Pop culture obsessives writing for the pop culture obsessed.
Pop culture obsessives writing for the pop culture obsessed.

The Lord Of The Rings Online: Shadows Of Angmar

The Lord Of The Rings Online sells itself on one thing: J.R.R. Tolkien. LOTRO nails the conventions of massively multiplayer online games; it's solid, social, and fun for newcomers and lifers alike. But the gameplay is almost identical to that of MMOG leader World Of Warcraft, which means the wallet-opening differences are measured in the appeal of Tolkien's world. And for the most part, the world defines itself by its limits. For example, magic is rare: The closest thing to a playable magic-user is a character who can light fires and throw them at people. And where WOW transports players across its world via enchanted flying creatures, LOTRO just lends you a horse.

Players follow an epic storyline that gives structure and momentum to the experience. But as the Colonial Williamsburg to Warcraft's Disneyland, LOTRO isn't lush, and sometimes it even seems flat. The grand Elvish architecture and rolling Shire hills feel small, when they should envelop players. And LOTRO doesn't upend its competitors' grind/grab/grow routine, though it tries a few tricks (like a virtual music system) to break players out of the habits they've learned. It remains to be seen whether people will just chew through it all like any other game, or the alluring nuances of Middle Earth will give people reasons to linger.
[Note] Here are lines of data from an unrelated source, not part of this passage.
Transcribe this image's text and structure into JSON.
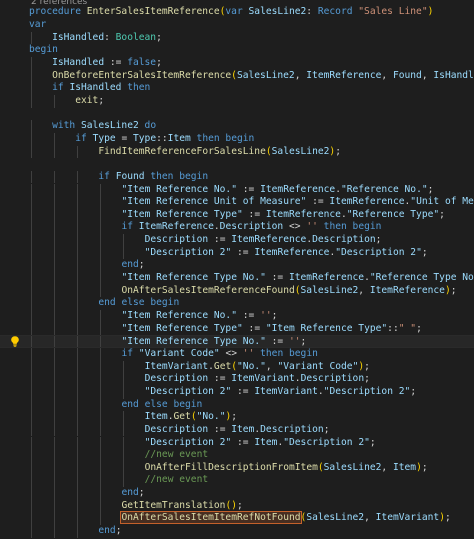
{
  "codelens": "2 references",
  "editor": {
    "lightbulb_line": 26,
    "highlighted_line": 26,
    "lines": [
      {
        "indent": 0,
        "tokens": [
          [
            "kw",
            "procedure "
          ],
          [
            "fn",
            "EnterSalesItemReference"
          ],
          [
            "br1",
            "("
          ],
          [
            "kw",
            "var "
          ],
          [
            "var",
            "SalesLine2"
          ],
          [
            "pl",
            ": "
          ],
          [
            "kw",
            "Record "
          ],
          [
            "str",
            "\"Sales Line\""
          ],
          [
            "br1",
            ")"
          ]
        ]
      },
      {
        "indent": 0,
        "tokens": [
          [
            "kw",
            "var"
          ]
        ]
      },
      {
        "indent": 4,
        "tokens": [
          [
            "var",
            "IsHandled"
          ],
          [
            "pl",
            ": "
          ],
          [
            "type",
            "Boolean"
          ],
          [
            "pl",
            ";"
          ]
        ]
      },
      {
        "indent": 0,
        "tokens": [
          [
            "kw",
            "begin"
          ]
        ]
      },
      {
        "indent": 4,
        "tokens": [
          [
            "var",
            "IsHandled"
          ],
          [
            "pl",
            " := "
          ],
          [
            "kw",
            "false"
          ],
          [
            "pl",
            ";"
          ]
        ]
      },
      {
        "indent": 4,
        "tokens": [
          [
            "fn",
            "OnBeforeEnterSalesItemReference"
          ],
          [
            "br1",
            "("
          ],
          [
            "var",
            "SalesLine2"
          ],
          [
            "pl",
            ", "
          ],
          [
            "var",
            "ItemReference"
          ],
          [
            "pl",
            ", "
          ],
          [
            "var",
            "Found"
          ],
          [
            "pl",
            ", "
          ],
          [
            "var",
            "IsHandled"
          ],
          [
            "br1",
            ")"
          ],
          [
            "pl",
            ";"
          ]
        ]
      },
      {
        "indent": 4,
        "tokens": [
          [
            "kw",
            "if "
          ],
          [
            "var",
            "IsHandled"
          ],
          [
            "kw",
            " then"
          ]
        ]
      },
      {
        "indent": 8,
        "tokens": [
          [
            "fn",
            "exit"
          ],
          [
            "pl",
            ";"
          ]
        ]
      },
      {
        "indent": 0,
        "tokens": []
      },
      {
        "indent": 4,
        "tokens": [
          [
            "kw",
            "with "
          ],
          [
            "var",
            "SalesLine2"
          ],
          [
            "kw",
            " do"
          ]
        ]
      },
      {
        "indent": 8,
        "tokens": [
          [
            "kw",
            "if "
          ],
          [
            "var",
            "Type"
          ],
          [
            "pl",
            " = "
          ],
          [
            "var",
            "Type"
          ],
          [
            "pl",
            "::"
          ],
          [
            "var",
            "Item"
          ],
          [
            "kw",
            " then begin"
          ]
        ]
      },
      {
        "indent": 12,
        "tokens": [
          [
            "fn",
            "FindItemReferenceForSalesLine"
          ],
          [
            "br1",
            "("
          ],
          [
            "var",
            "SalesLine2"
          ],
          [
            "br1",
            ")"
          ],
          [
            "pl",
            ";"
          ]
        ]
      },
      {
        "indent": 0,
        "tokens": []
      },
      {
        "indent": 12,
        "tokens": [
          [
            "kw",
            "if "
          ],
          [
            "var",
            "Found"
          ],
          [
            "kw",
            " then begin"
          ]
        ]
      },
      {
        "indent": 16,
        "tokens": [
          [
            "var",
            "\"Item Reference No.\""
          ],
          [
            "pl",
            " := "
          ],
          [
            "var",
            "ItemReference"
          ],
          [
            "pl",
            "."
          ],
          [
            "var",
            "\"Reference No.\""
          ],
          [
            "pl",
            ";"
          ]
        ]
      },
      {
        "indent": 16,
        "tokens": [
          [
            "var",
            "\"Item Reference Unit of Measure\""
          ],
          [
            "pl",
            " := "
          ],
          [
            "var",
            "ItemReference"
          ],
          [
            "pl",
            "."
          ],
          [
            "var",
            "\"Unit of Measure\""
          ],
          [
            "pl",
            ";"
          ]
        ]
      },
      {
        "indent": 16,
        "tokens": [
          [
            "var",
            "\"Item Reference Type\""
          ],
          [
            "pl",
            " := "
          ],
          [
            "var",
            "ItemReference"
          ],
          [
            "pl",
            "."
          ],
          [
            "var",
            "\"Reference Type\""
          ],
          [
            "pl",
            ";"
          ]
        ]
      },
      {
        "indent": 16,
        "tokens": [
          [
            "kw",
            "if "
          ],
          [
            "var",
            "ItemReference"
          ],
          [
            "pl",
            "."
          ],
          [
            "var",
            "Description"
          ],
          [
            "pl",
            " <> "
          ],
          [
            "str",
            "''"
          ],
          [
            "kw",
            " then begin"
          ]
        ]
      },
      {
        "indent": 20,
        "tokens": [
          [
            "var",
            "Description"
          ],
          [
            "pl",
            " := "
          ],
          [
            "var",
            "ItemReference"
          ],
          [
            "pl",
            "."
          ],
          [
            "var",
            "Description"
          ],
          [
            "pl",
            ";"
          ]
        ]
      },
      {
        "indent": 20,
        "tokens": [
          [
            "var",
            "\"Description 2\""
          ],
          [
            "pl",
            " := "
          ],
          [
            "var",
            "ItemReference"
          ],
          [
            "pl",
            "."
          ],
          [
            "var",
            "\"Description 2\""
          ],
          [
            "pl",
            ";"
          ]
        ]
      },
      {
        "indent": 16,
        "tokens": [
          [
            "kw",
            "end"
          ],
          [
            "pl",
            ";"
          ]
        ]
      },
      {
        "indent": 16,
        "tokens": [
          [
            "var",
            "\"Item Reference Type No.\""
          ],
          [
            "pl",
            " := "
          ],
          [
            "var",
            "ItemReference"
          ],
          [
            "pl",
            "."
          ],
          [
            "var",
            "\"Reference Type No.\""
          ],
          [
            "pl",
            ";"
          ]
        ]
      },
      {
        "indent": 16,
        "tokens": [
          [
            "fn",
            "OnAfterSalesItemReferenceFound"
          ],
          [
            "br1",
            "("
          ],
          [
            "var",
            "SalesLine2"
          ],
          [
            "pl",
            ", "
          ],
          [
            "var",
            "ItemReference"
          ],
          [
            "br1",
            ")"
          ],
          [
            "pl",
            ";"
          ]
        ]
      },
      {
        "indent": 12,
        "tokens": [
          [
            "kw",
            "end else begin"
          ]
        ]
      },
      {
        "indent": 16,
        "tokens": [
          [
            "var",
            "\"Item Reference No.\""
          ],
          [
            "pl",
            " := "
          ],
          [
            "str",
            "''"
          ],
          [
            "pl",
            ";"
          ]
        ]
      },
      {
        "indent": 16,
        "tokens": [
          [
            "var",
            "\"Item Reference Type\""
          ],
          [
            "pl",
            " := "
          ],
          [
            "var",
            "\"Item Reference Type\""
          ],
          [
            "pl",
            "::"
          ],
          [
            "str",
            "\" \""
          ],
          [
            "pl",
            ";"
          ]
        ]
      },
      {
        "indent": 16,
        "tokens": [
          [
            "var",
            "\"Item Reference Type No.\""
          ],
          [
            "pl",
            " := "
          ],
          [
            "str",
            "''"
          ],
          [
            "pl",
            ";"
          ]
        ]
      },
      {
        "indent": 16,
        "tokens": [
          [
            "kw",
            "if "
          ],
          [
            "var",
            "\"Variant Code\""
          ],
          [
            "pl",
            " <> "
          ],
          [
            "str",
            "''"
          ],
          [
            "kw",
            " then begin"
          ]
        ]
      },
      {
        "indent": 20,
        "tokens": [
          [
            "var",
            "ItemVariant"
          ],
          [
            "pl",
            "."
          ],
          [
            "fn",
            "Get"
          ],
          [
            "br1",
            "("
          ],
          [
            "var",
            "\"No.\""
          ],
          [
            "pl",
            ", "
          ],
          [
            "var",
            "\"Variant Code\""
          ],
          [
            "br1",
            ")"
          ],
          [
            "pl",
            ";"
          ]
        ]
      },
      {
        "indent": 20,
        "tokens": [
          [
            "var",
            "Description"
          ],
          [
            "pl",
            " := "
          ],
          [
            "var",
            "ItemVariant"
          ],
          [
            "pl",
            "."
          ],
          [
            "var",
            "Description"
          ],
          [
            "pl",
            ";"
          ]
        ]
      },
      {
        "indent": 20,
        "tokens": [
          [
            "var",
            "\"Description 2\""
          ],
          [
            "pl",
            " := "
          ],
          [
            "var",
            "ItemVariant"
          ],
          [
            "pl",
            "."
          ],
          [
            "var",
            "\"Description 2\""
          ],
          [
            "pl",
            ";"
          ]
        ]
      },
      {
        "indent": 16,
        "tokens": [
          [
            "kw",
            "end else begin"
          ]
        ]
      },
      {
        "indent": 20,
        "tokens": [
          [
            "var",
            "Item"
          ],
          [
            "pl",
            "."
          ],
          [
            "fn",
            "Get"
          ],
          [
            "br1",
            "("
          ],
          [
            "var",
            "\"No.\""
          ],
          [
            "br1",
            ")"
          ],
          [
            "pl",
            ";"
          ]
        ]
      },
      {
        "indent": 20,
        "tokens": [
          [
            "var",
            "Description"
          ],
          [
            "pl",
            " := "
          ],
          [
            "var",
            "Item"
          ],
          [
            "pl",
            "."
          ],
          [
            "var",
            "Description"
          ],
          [
            "pl",
            ";"
          ]
        ]
      },
      {
        "indent": 20,
        "tokens": [
          [
            "var",
            "\"Description 2\""
          ],
          [
            "pl",
            " := "
          ],
          [
            "var",
            "Item"
          ],
          [
            "pl",
            "."
          ],
          [
            "var",
            "\"Description 2\""
          ],
          [
            "pl",
            ";"
          ]
        ]
      },
      {
        "indent": 20,
        "tokens": [
          [
            "cmt",
            "//new event"
          ]
        ]
      },
      {
        "indent": 20,
        "tokens": [
          [
            "fn",
            "OnAfterFillDescriptionFromItem"
          ],
          [
            "br1",
            "("
          ],
          [
            "var",
            "SalesLine2"
          ],
          [
            "pl",
            ", "
          ],
          [
            "var",
            "Item"
          ],
          [
            "br1",
            ")"
          ],
          [
            "pl",
            ";"
          ]
        ]
      },
      {
        "indent": 20,
        "tokens": [
          [
            "cmt",
            "//new event"
          ]
        ]
      },
      {
        "indent": 16,
        "tokens": [
          [
            "kw",
            "end"
          ],
          [
            "pl",
            ";"
          ]
        ]
      },
      {
        "indent": 16,
        "tokens": [
          [
            "fn",
            "GetItemTranslation"
          ],
          [
            "br1",
            "()"
          ],
          [
            "pl",
            ";"
          ]
        ]
      },
      {
        "indent": 16,
        "tokens": [
          [
            "fn",
            "OnAfterSalesItemItemRefNotFound",
            "hl"
          ],
          [
            "br1",
            "("
          ],
          [
            "var",
            "SalesLine2"
          ],
          [
            "pl",
            ", "
          ],
          [
            "var",
            "ItemVariant"
          ],
          [
            "br1",
            ")"
          ],
          [
            "pl",
            ";"
          ]
        ]
      },
      {
        "indent": 12,
        "tokens": [
          [
            "kw",
            "end"
          ],
          [
            "pl",
            ";"
          ]
        ]
      }
    ]
  },
  "colors": {
    "background": "#1e1e1e",
    "keyword": "#569cd6",
    "function": "#dcdcaa",
    "variable": "#9cdcfe",
    "string": "#ce9178",
    "comment": "#6a9955",
    "type": "#4ec9b0",
    "bracket": "#ffd700",
    "highlight_border": "#c4612b",
    "lightbulb": "#ffcc00"
  },
  "icons": {
    "lightbulb": "lightbulb-icon"
  }
}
Beyond the game: Everyone's basically fighting on the same side, which means that players who want to fight each other have to resort to "monster play." To try it, you have to sneak down a back alley to an unmarked door. Once inside, you'll hide behind a fake identity as a twisted, sinful monster to indulge your transgressive player-on-player urges. (Feel free to read between the lines.)

Worth playing for: A system of deeds and titles offers incentives for exploring the game world. And the real-time music system lets players stand around with their lutes and jam to "Greensleeves" or "Smoke On The Water."

Frustration sets in when: The interface is tiny, and sorting through your inventory takes tweezers-like precision. It's a little hard on the eyes for a game that should be luring you into all-night sessions.

Final judgment: Online games are always a moving target, so take this warm first impression with a grain of salt.